> [Source material]
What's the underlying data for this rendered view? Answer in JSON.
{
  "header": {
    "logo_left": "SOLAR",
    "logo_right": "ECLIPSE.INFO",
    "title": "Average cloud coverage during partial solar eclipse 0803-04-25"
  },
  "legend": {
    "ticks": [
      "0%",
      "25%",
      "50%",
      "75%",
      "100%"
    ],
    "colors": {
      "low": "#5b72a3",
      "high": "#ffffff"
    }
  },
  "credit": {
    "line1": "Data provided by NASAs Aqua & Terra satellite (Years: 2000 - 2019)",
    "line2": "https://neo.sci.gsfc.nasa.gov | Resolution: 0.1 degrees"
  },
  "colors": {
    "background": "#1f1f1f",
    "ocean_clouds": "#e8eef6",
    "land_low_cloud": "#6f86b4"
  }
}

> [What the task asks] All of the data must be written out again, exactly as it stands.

> [Result]
What's the underlying data for this rendered view? Answer in JSON.
{
  "header": {
    "logo_left": "SOLAR",
    "logo_right": "ECLIPSE.INFO",
    "title": "Average cloud coverage during partial solar eclipse 0803-04-25"
  },
  "legend": {
    "ticks": [
      "0%",
      "25%",
      "50%",
      "75%",
      "100%"
    ],
    "colors": {
      "low": "#5b72a3",
      "high": "#ffffff"
    }
  },
  "credit": {
    "line1": "Data provided by NASAs Aqua & Terra satellite (Years: 2000 - 2019)",
    "line2": "https://neo.sci.gsfc.nasa.gov | Resolution: 0.1 degrees"
  },
  "colors": {
    "background": "#1f1f1f",
    "ocean_clouds": "#e8eef6",
    "land_low_cloud": "#6f86b4"
  }
}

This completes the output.